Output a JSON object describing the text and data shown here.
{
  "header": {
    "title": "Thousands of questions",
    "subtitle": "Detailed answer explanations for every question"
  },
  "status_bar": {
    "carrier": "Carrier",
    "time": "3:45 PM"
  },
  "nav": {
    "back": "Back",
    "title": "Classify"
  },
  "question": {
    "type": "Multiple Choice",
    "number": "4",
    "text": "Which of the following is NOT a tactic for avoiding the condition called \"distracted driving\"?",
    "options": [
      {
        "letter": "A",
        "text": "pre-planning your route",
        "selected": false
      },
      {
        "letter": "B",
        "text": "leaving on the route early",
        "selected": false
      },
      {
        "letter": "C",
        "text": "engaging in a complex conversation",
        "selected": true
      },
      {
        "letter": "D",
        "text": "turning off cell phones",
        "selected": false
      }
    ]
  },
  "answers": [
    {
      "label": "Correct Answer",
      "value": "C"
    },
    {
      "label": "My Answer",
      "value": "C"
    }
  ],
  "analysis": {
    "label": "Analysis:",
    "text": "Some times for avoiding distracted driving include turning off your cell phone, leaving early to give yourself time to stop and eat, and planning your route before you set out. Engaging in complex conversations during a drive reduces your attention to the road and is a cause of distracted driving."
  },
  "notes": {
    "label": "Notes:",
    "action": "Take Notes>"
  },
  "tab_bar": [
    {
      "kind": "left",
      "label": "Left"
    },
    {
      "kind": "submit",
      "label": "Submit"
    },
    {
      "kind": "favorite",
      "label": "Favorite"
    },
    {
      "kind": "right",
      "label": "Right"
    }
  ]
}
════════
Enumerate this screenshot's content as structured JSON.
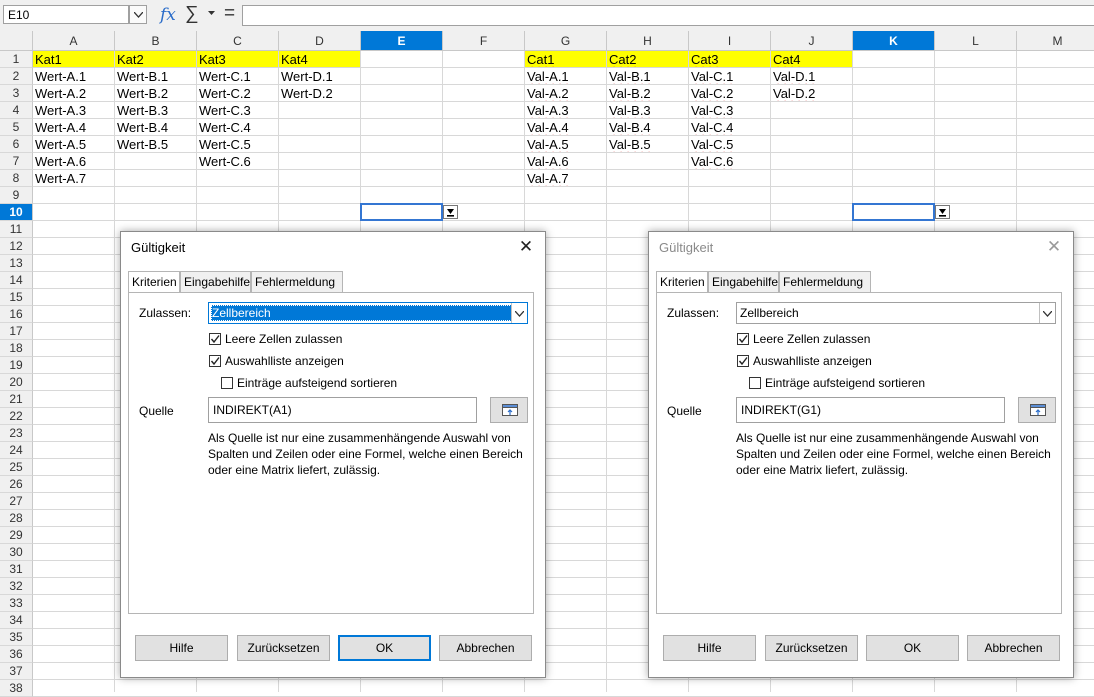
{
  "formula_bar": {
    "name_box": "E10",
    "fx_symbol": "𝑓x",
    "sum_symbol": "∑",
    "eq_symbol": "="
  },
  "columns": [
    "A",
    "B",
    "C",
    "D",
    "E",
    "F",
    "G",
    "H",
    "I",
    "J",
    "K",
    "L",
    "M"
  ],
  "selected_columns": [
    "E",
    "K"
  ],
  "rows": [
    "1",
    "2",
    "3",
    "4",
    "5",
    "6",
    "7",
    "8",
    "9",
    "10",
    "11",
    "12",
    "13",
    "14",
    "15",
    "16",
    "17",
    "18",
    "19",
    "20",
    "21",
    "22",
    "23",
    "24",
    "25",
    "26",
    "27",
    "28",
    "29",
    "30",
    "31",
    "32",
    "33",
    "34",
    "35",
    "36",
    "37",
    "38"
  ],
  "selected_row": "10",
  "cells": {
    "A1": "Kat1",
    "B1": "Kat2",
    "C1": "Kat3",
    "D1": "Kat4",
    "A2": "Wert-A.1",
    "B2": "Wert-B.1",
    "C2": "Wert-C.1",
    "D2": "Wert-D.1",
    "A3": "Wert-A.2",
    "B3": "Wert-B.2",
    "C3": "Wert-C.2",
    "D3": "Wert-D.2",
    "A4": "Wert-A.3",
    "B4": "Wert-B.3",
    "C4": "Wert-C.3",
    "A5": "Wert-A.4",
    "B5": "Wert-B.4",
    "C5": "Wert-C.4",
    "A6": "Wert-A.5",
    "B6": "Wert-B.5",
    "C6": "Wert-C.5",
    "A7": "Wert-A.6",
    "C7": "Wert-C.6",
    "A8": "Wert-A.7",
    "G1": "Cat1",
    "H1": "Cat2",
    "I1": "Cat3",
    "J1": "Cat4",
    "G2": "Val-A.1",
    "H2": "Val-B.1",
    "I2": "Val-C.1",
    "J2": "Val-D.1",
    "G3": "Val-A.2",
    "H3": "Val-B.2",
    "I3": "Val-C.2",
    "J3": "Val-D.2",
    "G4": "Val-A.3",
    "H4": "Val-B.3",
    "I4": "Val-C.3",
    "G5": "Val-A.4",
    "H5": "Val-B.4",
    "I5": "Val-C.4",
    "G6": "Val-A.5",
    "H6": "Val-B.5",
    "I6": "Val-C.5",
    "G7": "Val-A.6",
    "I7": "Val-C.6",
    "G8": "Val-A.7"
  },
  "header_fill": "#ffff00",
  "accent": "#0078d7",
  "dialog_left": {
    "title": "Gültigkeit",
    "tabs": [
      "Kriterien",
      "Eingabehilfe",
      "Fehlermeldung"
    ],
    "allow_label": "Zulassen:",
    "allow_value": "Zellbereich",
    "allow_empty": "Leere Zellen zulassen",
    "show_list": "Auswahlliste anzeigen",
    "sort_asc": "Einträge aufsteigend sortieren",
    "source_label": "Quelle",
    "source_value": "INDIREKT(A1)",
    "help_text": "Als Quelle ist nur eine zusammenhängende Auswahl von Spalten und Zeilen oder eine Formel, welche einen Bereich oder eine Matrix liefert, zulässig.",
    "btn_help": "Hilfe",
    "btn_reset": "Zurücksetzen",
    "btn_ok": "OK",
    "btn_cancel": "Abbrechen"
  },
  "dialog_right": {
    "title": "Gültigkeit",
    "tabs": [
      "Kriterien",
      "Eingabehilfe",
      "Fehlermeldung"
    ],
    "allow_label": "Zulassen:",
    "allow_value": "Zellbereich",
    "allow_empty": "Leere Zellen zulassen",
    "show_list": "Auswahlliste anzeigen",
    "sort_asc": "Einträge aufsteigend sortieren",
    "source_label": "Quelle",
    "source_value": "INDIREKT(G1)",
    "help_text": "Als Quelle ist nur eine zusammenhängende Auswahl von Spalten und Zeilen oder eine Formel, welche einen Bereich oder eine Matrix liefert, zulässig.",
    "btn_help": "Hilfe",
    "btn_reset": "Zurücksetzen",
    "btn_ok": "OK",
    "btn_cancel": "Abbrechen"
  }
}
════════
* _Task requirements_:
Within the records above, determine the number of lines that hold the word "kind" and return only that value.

* _Output for this exercise_:
4